Both Ferrari drivers head through the Ascari chicane at Monza.

The representation of women in Formula One and across motorsport is staggeringly low in a male-dominated industry. The last female driver to compete in Formula One was Giovanna Amati 29 years ago.

However, she did not even earn a place on the grid in the Brazilian Grand Prix with Motor Racing Developments before the team opted to end her contract.

Research has pinpointed a number of reasons why there is a lack of diversity in motor racing. These have included doubts over the physical abilities of women to compete at the highest level compared to men in terms of handling the complexities of Formula One cars at high speeds.

There are also financial issues that have handed men greater opportunities due to sponsorship of training programmes that are solely geared towards male drivers. The lack of role models was also addressed, highlighting the fact that women are not usually seen around the starting grid unless in a promotional or media role.

Fortunately, this has been recognised of late by the FIA and Ferrari, who made strides to begin cultivating talent with the FIA Girls on Track – Rising Stars programme. The initiative was launched in 2020 to bring forward the next generation of drivers into the Ferrari system, offering the best three a chance to compete in the Formula 4 series.

Maya Weug was the successful female driver to secure a spot with the Italian outfit, who will hope that she can develop into an elite competitor behind the wheel. Ferrari have been starved of success since the departure of Michael Schumacher, last winning the Formula One Drivers’ Championship in 2007 with Kimi Raikkonen.

There has to be substance behind the move to include Weug in Ferrari’s academy rather than just a publicity stunt. Weug has proved that she can handle herself in the Formula 4 series in the 2021 campaign with solid performances for the Iron Lynx, although not quite of the standard of the elite drivers just yet.

She mustered a ninth-place finish in R3 at the Red Bull Ring in Austria. The Belgian still has a long way to go before she even contemplates rising through the ranks as she competes in a guest role in the series. However, with further expert training at Ferrari, she could make the grade even with a strong level of competition for places with the Italian outfit.

There will be a lot of interest in her progress, not only from Ferrari but from the FIA to confirm whether the Girls on Track initiative will be a success. It may not be that Weug has to become a superstar or even a stalwart of the track. She will need a level of success to ensure that the pathway continues into the future where the FIA will hope that a superstar could emerge from the programme.

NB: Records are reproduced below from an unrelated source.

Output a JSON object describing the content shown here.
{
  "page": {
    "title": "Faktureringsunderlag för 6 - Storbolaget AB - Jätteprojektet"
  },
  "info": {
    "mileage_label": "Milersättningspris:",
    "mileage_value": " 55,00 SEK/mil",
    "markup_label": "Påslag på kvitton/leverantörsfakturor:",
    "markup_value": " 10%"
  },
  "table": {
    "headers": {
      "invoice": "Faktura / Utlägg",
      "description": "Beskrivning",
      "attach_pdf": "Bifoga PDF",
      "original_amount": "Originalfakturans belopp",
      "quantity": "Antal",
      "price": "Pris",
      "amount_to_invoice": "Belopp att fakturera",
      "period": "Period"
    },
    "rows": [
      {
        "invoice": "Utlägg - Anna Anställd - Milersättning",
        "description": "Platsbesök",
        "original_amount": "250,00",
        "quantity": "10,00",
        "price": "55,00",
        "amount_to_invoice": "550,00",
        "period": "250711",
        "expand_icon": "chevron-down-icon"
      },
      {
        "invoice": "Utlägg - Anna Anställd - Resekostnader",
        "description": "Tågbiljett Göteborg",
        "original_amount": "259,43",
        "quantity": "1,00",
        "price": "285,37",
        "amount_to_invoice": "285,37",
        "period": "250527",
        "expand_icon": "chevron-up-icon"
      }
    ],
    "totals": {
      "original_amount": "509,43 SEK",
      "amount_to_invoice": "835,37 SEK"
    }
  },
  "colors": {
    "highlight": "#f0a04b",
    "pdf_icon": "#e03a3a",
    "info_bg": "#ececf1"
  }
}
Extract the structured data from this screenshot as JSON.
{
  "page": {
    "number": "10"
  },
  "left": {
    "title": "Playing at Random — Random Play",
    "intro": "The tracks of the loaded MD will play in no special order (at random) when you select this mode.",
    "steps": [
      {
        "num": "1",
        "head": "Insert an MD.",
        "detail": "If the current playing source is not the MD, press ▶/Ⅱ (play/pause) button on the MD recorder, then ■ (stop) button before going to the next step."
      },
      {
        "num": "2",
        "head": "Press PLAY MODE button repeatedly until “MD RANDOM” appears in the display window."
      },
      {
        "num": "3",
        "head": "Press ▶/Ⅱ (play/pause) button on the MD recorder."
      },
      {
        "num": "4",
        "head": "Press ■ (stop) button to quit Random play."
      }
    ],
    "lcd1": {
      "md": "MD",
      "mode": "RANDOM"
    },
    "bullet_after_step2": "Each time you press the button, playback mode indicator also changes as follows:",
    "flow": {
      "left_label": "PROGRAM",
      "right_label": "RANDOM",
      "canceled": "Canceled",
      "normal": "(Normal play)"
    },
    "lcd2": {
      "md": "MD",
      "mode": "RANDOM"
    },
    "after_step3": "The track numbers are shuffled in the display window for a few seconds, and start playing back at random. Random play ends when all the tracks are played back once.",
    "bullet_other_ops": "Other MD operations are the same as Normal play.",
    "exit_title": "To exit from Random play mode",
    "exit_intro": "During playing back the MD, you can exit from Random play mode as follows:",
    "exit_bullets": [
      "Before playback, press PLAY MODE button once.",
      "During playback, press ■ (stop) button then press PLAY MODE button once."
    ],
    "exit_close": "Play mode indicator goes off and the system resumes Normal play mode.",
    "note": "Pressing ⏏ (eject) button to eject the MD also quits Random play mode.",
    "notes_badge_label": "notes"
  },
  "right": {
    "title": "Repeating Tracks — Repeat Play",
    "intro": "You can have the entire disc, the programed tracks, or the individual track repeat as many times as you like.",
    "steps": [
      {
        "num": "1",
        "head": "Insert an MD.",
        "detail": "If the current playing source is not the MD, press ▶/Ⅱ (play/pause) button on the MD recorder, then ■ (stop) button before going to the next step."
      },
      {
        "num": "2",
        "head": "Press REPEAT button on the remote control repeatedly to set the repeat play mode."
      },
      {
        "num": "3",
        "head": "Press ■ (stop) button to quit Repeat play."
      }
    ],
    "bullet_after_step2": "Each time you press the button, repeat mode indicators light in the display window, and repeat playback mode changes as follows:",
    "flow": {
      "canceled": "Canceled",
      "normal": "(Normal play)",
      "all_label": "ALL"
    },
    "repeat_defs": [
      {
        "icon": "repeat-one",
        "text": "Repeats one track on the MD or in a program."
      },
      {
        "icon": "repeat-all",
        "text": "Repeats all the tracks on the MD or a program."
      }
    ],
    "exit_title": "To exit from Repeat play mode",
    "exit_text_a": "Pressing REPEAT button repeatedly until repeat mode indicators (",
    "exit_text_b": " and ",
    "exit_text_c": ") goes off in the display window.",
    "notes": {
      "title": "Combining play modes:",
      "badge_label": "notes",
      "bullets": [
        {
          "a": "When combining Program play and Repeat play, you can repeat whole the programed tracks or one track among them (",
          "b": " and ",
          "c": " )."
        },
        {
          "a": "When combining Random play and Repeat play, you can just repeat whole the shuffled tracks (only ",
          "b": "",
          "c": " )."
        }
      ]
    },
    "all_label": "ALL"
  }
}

There is an element of pressure on the Belgian to prove a point amid her rivals, but the early results are encouraging and hopefully the wait for a female driver on the Formula One grid is ended within the next 10 years.